ASSIGNMENT: Check every line of the data for the string "name" and copy the ones that have it.

Component data from apps and pages
_____
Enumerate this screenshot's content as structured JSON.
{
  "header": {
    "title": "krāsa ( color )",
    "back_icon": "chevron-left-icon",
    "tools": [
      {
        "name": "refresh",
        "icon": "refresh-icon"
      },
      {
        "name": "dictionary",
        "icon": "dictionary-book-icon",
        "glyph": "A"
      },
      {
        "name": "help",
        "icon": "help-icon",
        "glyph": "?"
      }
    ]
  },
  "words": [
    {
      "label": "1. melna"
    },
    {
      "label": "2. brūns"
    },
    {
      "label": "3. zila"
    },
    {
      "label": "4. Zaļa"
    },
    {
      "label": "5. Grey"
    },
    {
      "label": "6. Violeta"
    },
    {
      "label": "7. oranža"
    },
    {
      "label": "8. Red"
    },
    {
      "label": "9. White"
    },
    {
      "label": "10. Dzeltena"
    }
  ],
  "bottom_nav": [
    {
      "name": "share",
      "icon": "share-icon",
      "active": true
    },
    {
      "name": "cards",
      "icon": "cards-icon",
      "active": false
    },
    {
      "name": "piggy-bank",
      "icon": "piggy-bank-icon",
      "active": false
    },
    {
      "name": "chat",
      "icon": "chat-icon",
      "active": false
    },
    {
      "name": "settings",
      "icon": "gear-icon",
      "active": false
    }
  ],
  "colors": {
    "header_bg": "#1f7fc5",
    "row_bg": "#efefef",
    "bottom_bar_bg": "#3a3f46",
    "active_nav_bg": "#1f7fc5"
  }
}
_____
ANSWER BOX:
        "name": "refresh",
        "name": "dictionary",
        "name": "help",
      "name": "share",
      "name": "cards",
      "name": "piggy-bank",
      "name": "chat",
      "name": "settings",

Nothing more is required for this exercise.